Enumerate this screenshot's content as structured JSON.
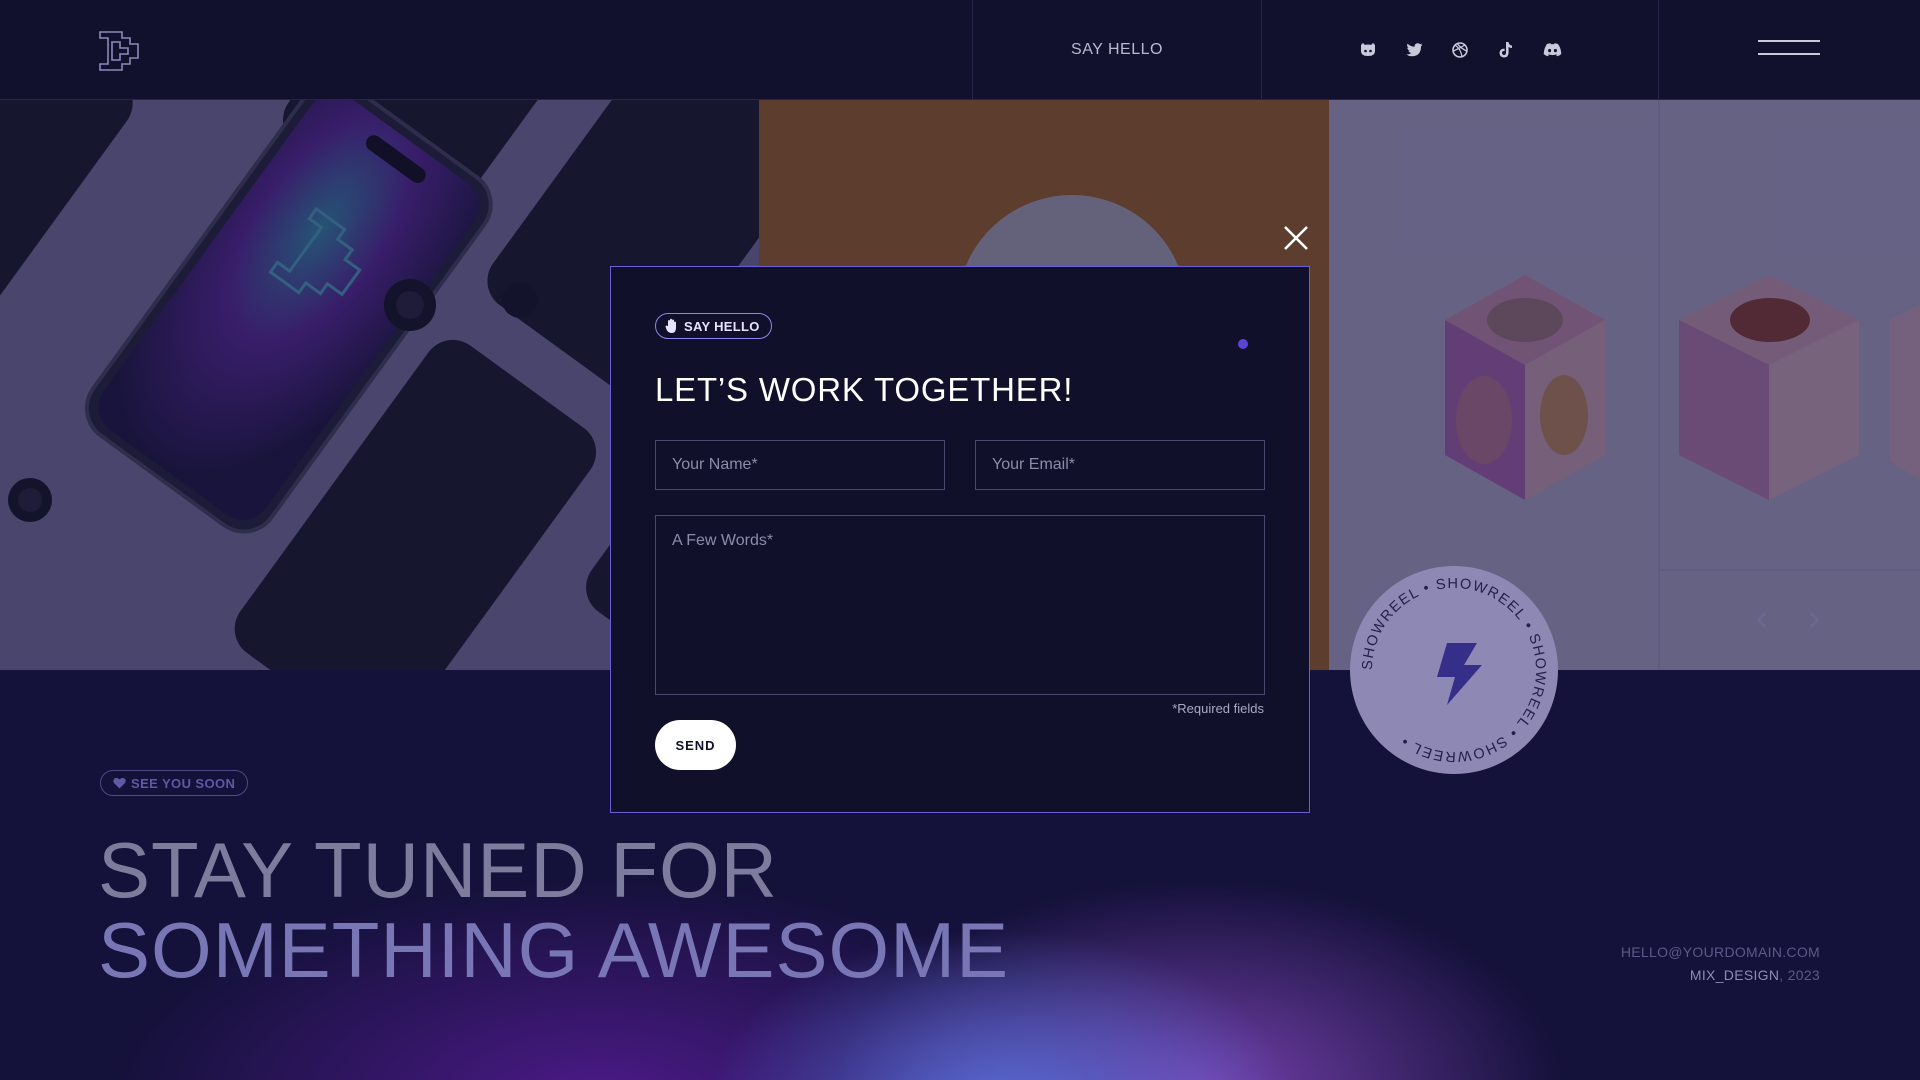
{
  "header": {
    "say_hello": "SAY HELLO",
    "social_icons": [
      "github-icon",
      "twitter-icon",
      "dribbble-icon",
      "tiktok-icon",
      "discord-icon"
    ]
  },
  "modal": {
    "badge": "SAY HELLO",
    "title": "LET’S WORK TOGETHER!",
    "name_placeholder": "Your Name*",
    "email_placeholder": "Your Email*",
    "message_placeholder": "A Few Words*",
    "required_note": "*Required fields",
    "send_label": "SEND"
  },
  "footer": {
    "badge": "SEE YOU SOON",
    "headline_line1": "STAY TUNED FOR",
    "headline_line2": "SOMETHING AWESOME",
    "email": "HELLO@YOURDOMAIN.COM",
    "brand": "MIX_DESIGN",
    "year": ", 2023"
  },
  "showreel": {
    "ring_text": "SHOWREEL • SHOWREEL • SHOWREEL • SHOWREEL • "
  },
  "colors": {
    "background": "#10102b",
    "accent": "#6b5fd6",
    "button": "#ffffff"
  }
}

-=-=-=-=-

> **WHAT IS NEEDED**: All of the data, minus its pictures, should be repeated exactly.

> **WRITTEN SOLUTION**:
Enumerate this screenshot's content as structured JSON.
{
  "header": {
    "say_hello": "SAY HELLO",
    "social_icons": [
      "github-icon",
      "twitter-icon",
      "dribbble-icon",
      "tiktok-icon",
      "discord-icon"
    ]
  },
  "modal": {
    "badge": "SAY HELLO",
    "title": "LET’S WORK TOGETHER!",
    "name_placeholder": "Your Name*",
    "email_placeholder": "Your Email*",
    "message_placeholder": "A Few Words*",
    "required_note": "*Required fields",
    "send_label": "SEND"
  },
  "footer": {
    "badge": "SEE YOU SOON",
    "headline_line1": "STAY TUNED FOR",
    "headline_line2": "SOMETHING AWESOME",
    "email": "HELLO@YOURDOMAIN.COM",
    "brand": "MIX_DESIGN",
    "year": ", 2023"
  },
  "showreel": {
    "ring_text": "SHOWREEL • SHOWREEL • SHOWREEL • SHOWREEL • "
  },
  "colors": {
    "background": "#10102b",
    "accent": "#6b5fd6",
    "button": "#ffffff"
  }
}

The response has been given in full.